*SUPPLIED RECORDS:*
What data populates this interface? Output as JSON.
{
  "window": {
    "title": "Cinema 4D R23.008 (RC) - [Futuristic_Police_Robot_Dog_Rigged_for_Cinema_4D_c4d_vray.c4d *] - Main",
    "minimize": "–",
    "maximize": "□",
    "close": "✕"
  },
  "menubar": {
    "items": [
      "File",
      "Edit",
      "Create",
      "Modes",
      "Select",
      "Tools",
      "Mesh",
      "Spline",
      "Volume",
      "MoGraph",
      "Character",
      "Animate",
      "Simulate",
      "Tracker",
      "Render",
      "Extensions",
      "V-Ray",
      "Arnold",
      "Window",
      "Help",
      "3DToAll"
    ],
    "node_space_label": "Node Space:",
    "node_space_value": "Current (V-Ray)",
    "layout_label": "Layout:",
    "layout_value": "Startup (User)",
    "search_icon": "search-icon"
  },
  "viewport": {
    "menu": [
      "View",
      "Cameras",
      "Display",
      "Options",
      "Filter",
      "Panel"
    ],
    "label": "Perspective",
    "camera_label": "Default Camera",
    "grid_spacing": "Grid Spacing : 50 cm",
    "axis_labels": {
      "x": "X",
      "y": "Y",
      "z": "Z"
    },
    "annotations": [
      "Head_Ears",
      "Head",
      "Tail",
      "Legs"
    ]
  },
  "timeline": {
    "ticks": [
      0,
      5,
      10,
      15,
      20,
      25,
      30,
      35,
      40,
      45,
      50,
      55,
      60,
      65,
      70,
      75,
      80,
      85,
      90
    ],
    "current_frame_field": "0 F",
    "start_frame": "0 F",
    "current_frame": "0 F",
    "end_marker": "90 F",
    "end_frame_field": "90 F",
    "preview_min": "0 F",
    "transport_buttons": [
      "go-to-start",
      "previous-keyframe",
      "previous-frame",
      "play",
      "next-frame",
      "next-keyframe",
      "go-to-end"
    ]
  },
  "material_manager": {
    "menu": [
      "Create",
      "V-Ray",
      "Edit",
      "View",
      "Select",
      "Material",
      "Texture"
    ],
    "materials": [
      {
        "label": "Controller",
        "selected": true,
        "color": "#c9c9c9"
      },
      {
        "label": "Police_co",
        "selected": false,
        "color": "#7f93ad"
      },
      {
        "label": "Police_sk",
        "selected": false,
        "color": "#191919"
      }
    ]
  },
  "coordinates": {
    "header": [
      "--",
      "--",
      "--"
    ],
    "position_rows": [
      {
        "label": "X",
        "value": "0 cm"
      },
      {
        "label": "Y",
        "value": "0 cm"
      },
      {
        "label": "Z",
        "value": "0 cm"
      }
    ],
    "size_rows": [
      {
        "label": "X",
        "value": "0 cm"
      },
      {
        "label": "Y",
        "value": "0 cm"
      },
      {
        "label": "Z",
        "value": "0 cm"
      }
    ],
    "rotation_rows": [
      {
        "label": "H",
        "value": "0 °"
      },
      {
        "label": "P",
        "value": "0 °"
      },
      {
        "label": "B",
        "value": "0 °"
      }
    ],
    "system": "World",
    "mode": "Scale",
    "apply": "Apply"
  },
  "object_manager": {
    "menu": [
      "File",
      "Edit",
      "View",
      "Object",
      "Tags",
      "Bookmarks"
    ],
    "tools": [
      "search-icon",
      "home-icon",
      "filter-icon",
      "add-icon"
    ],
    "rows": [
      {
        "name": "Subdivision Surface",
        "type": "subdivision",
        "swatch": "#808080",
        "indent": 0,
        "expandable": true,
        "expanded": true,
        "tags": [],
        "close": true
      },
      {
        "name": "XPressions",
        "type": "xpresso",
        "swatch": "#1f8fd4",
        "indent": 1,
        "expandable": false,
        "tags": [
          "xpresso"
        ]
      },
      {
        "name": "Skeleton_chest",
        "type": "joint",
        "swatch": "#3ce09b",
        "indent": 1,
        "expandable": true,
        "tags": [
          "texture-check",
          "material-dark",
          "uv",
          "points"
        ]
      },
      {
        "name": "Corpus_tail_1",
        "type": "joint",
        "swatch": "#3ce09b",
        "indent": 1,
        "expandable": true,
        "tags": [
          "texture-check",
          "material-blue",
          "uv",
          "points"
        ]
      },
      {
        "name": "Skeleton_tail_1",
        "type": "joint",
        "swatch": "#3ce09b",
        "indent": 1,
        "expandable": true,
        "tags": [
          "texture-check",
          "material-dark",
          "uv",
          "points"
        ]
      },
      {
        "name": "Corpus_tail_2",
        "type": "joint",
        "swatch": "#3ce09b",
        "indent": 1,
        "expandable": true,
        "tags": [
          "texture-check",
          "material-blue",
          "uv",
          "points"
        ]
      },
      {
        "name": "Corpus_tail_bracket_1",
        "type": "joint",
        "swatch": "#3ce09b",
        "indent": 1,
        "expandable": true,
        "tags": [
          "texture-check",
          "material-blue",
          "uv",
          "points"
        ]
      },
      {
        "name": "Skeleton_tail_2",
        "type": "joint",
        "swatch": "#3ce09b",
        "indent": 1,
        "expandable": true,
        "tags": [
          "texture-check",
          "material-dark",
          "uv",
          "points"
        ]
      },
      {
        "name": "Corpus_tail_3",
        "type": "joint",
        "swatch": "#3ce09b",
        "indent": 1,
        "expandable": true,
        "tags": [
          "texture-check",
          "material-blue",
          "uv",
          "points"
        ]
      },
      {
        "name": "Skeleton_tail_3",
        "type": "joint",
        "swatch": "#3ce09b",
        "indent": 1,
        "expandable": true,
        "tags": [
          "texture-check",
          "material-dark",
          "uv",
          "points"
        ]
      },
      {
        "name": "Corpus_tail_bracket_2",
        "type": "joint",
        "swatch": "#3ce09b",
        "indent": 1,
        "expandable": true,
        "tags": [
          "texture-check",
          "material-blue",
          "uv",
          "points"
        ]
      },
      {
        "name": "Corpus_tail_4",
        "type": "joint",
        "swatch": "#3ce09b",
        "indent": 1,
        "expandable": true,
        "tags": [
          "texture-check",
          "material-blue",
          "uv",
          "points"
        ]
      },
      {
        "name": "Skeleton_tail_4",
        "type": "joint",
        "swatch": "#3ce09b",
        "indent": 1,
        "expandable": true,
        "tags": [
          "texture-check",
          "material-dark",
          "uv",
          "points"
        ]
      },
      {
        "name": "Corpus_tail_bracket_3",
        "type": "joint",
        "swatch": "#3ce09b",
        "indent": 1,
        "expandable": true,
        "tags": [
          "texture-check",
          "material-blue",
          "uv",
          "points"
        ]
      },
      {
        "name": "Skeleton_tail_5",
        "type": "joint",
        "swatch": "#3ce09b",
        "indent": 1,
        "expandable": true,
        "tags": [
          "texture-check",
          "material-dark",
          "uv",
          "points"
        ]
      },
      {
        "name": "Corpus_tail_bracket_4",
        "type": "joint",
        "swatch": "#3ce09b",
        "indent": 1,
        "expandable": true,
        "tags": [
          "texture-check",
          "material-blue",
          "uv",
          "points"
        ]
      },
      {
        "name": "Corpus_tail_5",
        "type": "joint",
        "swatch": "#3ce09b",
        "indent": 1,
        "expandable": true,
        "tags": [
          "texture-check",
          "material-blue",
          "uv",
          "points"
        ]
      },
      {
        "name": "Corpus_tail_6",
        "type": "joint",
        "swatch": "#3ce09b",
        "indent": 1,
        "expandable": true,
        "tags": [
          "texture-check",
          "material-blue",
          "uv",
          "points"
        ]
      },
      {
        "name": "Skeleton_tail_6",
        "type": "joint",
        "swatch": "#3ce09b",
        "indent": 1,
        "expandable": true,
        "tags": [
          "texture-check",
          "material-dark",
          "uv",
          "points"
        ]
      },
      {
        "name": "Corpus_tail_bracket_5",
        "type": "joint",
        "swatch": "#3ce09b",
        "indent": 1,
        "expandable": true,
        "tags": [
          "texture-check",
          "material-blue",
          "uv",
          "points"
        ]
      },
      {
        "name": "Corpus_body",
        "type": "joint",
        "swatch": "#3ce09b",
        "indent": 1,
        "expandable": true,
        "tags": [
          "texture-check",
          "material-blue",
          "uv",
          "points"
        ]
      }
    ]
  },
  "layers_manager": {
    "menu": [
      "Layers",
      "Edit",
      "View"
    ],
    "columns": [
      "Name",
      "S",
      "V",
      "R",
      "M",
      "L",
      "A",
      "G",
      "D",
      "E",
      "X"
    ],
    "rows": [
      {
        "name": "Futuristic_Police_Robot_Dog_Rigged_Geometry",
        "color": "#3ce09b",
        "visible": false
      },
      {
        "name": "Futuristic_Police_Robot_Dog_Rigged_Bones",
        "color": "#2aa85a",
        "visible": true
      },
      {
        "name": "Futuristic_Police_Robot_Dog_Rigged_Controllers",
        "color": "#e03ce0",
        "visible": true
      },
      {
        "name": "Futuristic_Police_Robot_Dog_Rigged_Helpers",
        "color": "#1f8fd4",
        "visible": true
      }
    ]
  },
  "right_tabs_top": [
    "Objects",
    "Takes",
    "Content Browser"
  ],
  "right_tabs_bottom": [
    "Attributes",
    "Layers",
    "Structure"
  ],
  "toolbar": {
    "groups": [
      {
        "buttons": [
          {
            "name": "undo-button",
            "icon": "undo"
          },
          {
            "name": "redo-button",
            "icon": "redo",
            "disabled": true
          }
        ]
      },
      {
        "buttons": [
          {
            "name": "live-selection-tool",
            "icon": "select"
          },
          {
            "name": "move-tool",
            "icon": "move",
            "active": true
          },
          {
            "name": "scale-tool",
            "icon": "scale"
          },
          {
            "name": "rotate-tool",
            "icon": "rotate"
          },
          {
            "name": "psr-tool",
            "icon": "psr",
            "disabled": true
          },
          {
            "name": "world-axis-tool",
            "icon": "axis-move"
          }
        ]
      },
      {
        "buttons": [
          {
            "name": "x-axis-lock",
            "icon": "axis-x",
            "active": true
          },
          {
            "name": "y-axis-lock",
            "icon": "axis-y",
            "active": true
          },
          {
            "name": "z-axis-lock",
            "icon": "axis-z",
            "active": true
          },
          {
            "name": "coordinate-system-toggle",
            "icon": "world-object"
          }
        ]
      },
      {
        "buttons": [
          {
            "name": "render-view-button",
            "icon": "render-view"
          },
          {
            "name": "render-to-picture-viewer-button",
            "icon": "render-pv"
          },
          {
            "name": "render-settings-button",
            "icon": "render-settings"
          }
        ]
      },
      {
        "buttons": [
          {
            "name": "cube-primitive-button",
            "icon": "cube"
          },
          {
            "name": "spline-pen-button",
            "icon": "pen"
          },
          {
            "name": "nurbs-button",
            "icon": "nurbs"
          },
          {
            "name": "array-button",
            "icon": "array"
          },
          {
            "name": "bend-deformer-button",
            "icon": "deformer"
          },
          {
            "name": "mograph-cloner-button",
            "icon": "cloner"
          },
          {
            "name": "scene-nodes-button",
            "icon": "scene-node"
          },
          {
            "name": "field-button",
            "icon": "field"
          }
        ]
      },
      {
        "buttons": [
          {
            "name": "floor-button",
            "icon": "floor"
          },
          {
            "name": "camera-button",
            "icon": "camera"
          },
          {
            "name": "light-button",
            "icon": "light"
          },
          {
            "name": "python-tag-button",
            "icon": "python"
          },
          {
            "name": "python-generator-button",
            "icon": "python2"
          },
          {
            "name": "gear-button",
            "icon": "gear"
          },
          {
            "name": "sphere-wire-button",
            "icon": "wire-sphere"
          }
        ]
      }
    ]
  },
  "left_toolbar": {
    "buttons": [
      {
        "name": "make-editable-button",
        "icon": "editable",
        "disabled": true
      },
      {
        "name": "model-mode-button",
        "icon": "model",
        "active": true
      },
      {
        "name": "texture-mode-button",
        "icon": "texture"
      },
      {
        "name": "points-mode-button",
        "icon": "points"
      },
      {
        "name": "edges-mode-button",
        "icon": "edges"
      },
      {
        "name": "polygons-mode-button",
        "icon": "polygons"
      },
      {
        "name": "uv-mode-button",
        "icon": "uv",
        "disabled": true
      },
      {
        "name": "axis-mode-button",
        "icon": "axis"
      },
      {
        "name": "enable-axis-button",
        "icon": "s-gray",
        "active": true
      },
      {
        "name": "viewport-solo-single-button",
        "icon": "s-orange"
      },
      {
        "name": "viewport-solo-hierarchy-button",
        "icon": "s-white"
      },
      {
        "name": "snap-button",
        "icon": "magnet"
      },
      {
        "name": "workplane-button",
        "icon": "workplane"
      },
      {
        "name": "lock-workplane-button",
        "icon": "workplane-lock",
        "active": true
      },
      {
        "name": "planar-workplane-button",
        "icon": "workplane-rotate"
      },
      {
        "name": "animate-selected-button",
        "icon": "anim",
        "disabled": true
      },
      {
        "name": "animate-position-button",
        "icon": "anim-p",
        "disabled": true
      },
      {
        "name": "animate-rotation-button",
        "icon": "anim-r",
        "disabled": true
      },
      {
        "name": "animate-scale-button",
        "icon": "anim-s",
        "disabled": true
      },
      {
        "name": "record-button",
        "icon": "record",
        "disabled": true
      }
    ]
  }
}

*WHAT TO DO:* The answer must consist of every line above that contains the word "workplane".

*YOUR SOLUTION:*
        "name": "workplane-button",
        "icon": "workplane"
        "name": "lock-workplane-button",
        "icon": "workplane-lock",
        "name": "planar-workplane-button",
        "icon": "workplane-rotate"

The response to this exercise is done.